Probate is the process by which a will is proved to be valid, and more broadly, the process of administering a decedent’s estate, which means following the steps that involve the court; locating, collecting, and securing the decedent’s property; filing a decedent’s final tax return for the year of death; paying expenses, debts, and taxes of the estate; and ultimately distributing the estate to the beneficiaries or heirs.
However, many people die without having made a will, whatever the reason. Some believe they don’t have a large enough estate to consider making a will. Others think they don’t need a will because of a mistaken belief that their spouse or children will inherit everything by default. Many of us simply procrastinate, and this procrastination is surely compounded by the nature of the task, which requires contemplating death. Still, some people are willing to just let their heirs worry about it since they’ll be gone.
Regardless of the reason, when there is no will and there are assets that need to be transferred to heirs, in addition to the regular steps in probate, there are extra hoops to jump through. A person who has died may own a house, vehicle, or other titled assets that need to be transferred to an heir or heirs. Financial assets also may be part of a person’s estate and cannot be transferred to heirs without court authority. This is where probate comes in.
First, work with an attorney to determine the type of probate and who will be applying to be the representative—this is often the surviving spouse, an adult child, or another friend or relative. When there is no will, the heirs may agree to the appointment of one person as the independent administrator of the estate. But who are the heirs?
Texas law makes a will for you if you don’t have one, by dictating who your heirs are.
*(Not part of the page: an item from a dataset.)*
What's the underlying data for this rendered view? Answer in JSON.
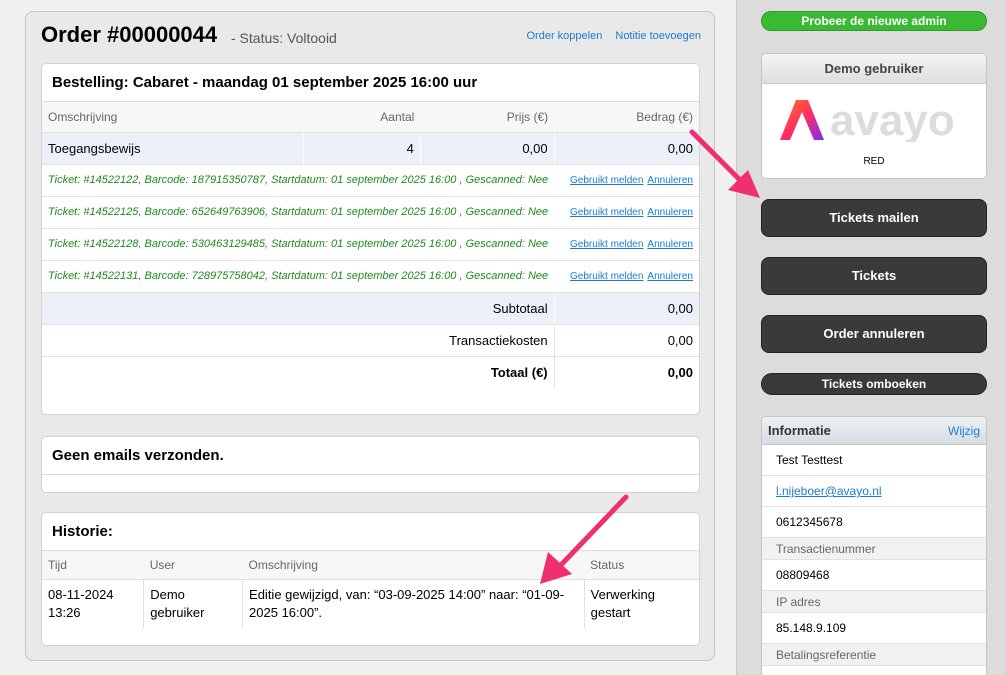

The main factors include whether you are single or married, and if married, which of your assets are considered community property and which are separate property, and whether you have children or not and if so, whether they are also the children of your surviving spouse.
Your attorney will file an application asking the judge to appoint an administrator. When there is no will, a second application is also filed, asking the court to declare who the heirs are. Most judges deal with the two applications in back-to-back hearings. The heirship determination will also require another lawyer to be appointed as an attorney ad litem to represent unknown or incapacitated heirs. Depending on the decedent’s family tree, the fees for this additional attorney may cost several hundred to a few thousand dollars, and sometimes more.
The Texas Estates Code includes various deadlines that the administrator must meet. Estate administration in Texas is either independent or dependent. In a dependent administration, the person appointed as the administrator must obtain court authority for virtually every action, meaning many additional steps are involved in a dependent administration. See https://www.wrightabshire.com/publications/learn-the-probate-process-in-texas/ to read about the probate process in an independent administration.
The entire process will take a few months for straightforward cases, to years for complex cases or situations involving litigation. The very last step in the probate process is to distribute the estate to the decedent’s heirs.
You may visit our website at www.wrightabshire.com. Nothing contained in this publication should be considered as the rendering of legal advice to any person’s specific case but should be considered general information.